Dataset rows for apps and sites
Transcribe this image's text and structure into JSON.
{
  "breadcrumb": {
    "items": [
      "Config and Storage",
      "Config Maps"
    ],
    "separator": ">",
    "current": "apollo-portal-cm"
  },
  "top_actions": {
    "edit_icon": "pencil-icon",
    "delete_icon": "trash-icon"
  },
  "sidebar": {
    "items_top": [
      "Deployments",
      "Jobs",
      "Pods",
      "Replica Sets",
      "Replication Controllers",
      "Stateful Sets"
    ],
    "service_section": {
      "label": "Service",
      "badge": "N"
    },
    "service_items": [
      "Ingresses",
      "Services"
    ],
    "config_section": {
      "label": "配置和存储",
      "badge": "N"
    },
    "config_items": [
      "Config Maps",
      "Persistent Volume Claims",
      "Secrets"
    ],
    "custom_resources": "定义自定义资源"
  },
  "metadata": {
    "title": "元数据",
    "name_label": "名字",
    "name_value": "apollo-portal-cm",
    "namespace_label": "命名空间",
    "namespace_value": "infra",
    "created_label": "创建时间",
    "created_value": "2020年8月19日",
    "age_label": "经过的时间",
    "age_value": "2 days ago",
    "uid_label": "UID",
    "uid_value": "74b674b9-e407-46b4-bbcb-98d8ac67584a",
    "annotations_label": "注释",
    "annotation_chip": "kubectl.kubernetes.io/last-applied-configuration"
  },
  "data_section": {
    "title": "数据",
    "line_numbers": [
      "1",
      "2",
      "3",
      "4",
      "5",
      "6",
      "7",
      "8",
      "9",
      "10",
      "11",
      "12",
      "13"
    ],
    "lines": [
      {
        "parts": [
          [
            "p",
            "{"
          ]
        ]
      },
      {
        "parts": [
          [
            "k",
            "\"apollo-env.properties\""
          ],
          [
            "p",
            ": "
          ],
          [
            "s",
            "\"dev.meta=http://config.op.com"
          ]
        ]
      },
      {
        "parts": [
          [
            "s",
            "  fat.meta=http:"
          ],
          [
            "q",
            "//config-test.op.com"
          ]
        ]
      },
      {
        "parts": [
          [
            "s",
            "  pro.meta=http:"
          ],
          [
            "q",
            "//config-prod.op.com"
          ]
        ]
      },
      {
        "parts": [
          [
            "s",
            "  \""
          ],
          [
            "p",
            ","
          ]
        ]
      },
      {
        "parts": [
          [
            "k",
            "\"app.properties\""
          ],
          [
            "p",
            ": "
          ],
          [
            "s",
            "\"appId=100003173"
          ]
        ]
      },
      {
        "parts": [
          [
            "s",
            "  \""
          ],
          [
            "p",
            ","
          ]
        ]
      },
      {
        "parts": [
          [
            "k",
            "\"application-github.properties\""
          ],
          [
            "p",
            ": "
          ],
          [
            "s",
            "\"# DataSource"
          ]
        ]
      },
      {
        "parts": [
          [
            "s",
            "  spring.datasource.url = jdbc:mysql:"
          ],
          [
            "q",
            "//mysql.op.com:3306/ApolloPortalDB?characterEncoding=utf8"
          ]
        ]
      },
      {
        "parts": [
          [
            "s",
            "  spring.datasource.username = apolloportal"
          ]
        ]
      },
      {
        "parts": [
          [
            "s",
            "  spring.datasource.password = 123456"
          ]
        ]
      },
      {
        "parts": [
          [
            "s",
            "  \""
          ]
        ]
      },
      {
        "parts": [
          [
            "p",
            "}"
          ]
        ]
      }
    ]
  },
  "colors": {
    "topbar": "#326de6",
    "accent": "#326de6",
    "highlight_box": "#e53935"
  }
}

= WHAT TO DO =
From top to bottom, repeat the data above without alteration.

= ANSWER FOR THE TASK =
Transcribe this image's text and structure into JSON.
{
  "breadcrumb": {
    "items": [
      "Config and Storage",
      "Config Maps"
    ],
    "separator": ">",
    "current": "apollo-portal-cm"
  },
  "top_actions": {
    "edit_icon": "pencil-icon",
    "delete_icon": "trash-icon"
  },
  "sidebar": {
    "items_top": [
      "Deployments",
      "Jobs",
      "Pods",
      "Replica Sets",
      "Replication Controllers",
      "Stateful Sets"
    ],
    "service_section": {
      "label": "Service",
      "badge": "N"
    },
    "service_items": [
      "Ingresses",
      "Services"
    ],
    "config_section": {
      "label": "配置和存储",
      "badge": "N"
    },
    "config_items": [
      "Config Maps",
      "Persistent Volume Claims",
      "Secrets"
    ],
    "custom_resources": "定义自定义资源"
  },
  "metadata": {
    "title": "元数据",
    "name_label": "名字",
    "name_value": "apollo-portal-cm",
    "namespace_label": "命名空间",
    "namespace_value": "infra",
    "created_label": "创建时间",
    "created_value": "2020年8月19日",
    "age_label": "经过的时间",
    "age_value": "2 days ago",
    "uid_label": "UID",
    "uid_value": "74b674b9-e407-46b4-bbcb-98d8ac67584a",
    "annotations_label": "注释",
    "annotation_chip": "kubectl.kubernetes.io/last-applied-configuration"
  },
  "data_section": {
    "title": "数据",
    "line_numbers": [
      "1",
      "2",
      "3",
      "4",
      "5",
      "6",
      "7",
      "8",
      "9",
      "10",
      "11",
      "12",
      "13"
    ],
    "lines": [
      {
        "parts": [
          [
            "p",
            "{"
          ]
        ]
      },
      {
        "parts": [
          [
            "k",
            "\"apollo-env.properties\""
          ],
          [
            "p",
            ": "
          ],
          [
            "s",
            "\"dev.meta=http://config.op.com"
          ]
        ]
      },
      {
        "parts": [
          [
            "s",
            "  fat.meta=http:"
          ],
          [
            "q",
            "//config-test.op.com"
          ]
        ]
      },
      {
        "parts": [
          [
            "s",
            "  pro.meta=http:"
          ],
          [
            "q",
            "//config-prod.op.com"
          ]
        ]
      },
      {
        "parts": [
          [
            "s",
            "  \""
          ],
          [
            "p",
            ","
          ]
        ]
      },
      {
        "parts": [
          [
            "k",
            "\"app.properties\""
          ],
          [
            "p",
            ": "
          ],
          [
            "s",
            "\"appId=100003173"
          ]
        ]
      },
      {
        "parts": [
          [
            "s",
            "  \""
          ],
          [
            "p",
            ","
          ]
        ]
      },
      {
        "parts": [
          [
            "k",
            "\"application-github.properties\""
          ],
          [
            "p",
            ": "
          ],
          [
            "s",
            "\"# DataSource"
          ]
        ]
      },
      {
        "parts": [
          [
            "s",
            "  spring.datasource.url = jdbc:mysql:"
          ],
          [
            "q",
            "//mysql.op.com:3306/ApolloPortalDB?characterEncoding=utf8"
          ]
        ]
      },
      {
        "parts": [
          [
            "s",
            "  spring.datasource.username = apolloportal"
          ]
        ]
      },
      {
        "parts": [
          [
            "s",
            "  spring.datasource.password = 123456"
          ]
        ]
      },
      {
        "parts": [
          [
            "s",
            "  \""
          ]
        ]
      },
      {
        "parts": [
          [
            "p",
            "}"
          ]
        ]
      }
    ]
  },
  "colors": {
    "topbar": "#326de6",
    "accent": "#326de6",
    "highlight_box": "#e53935"
  }
}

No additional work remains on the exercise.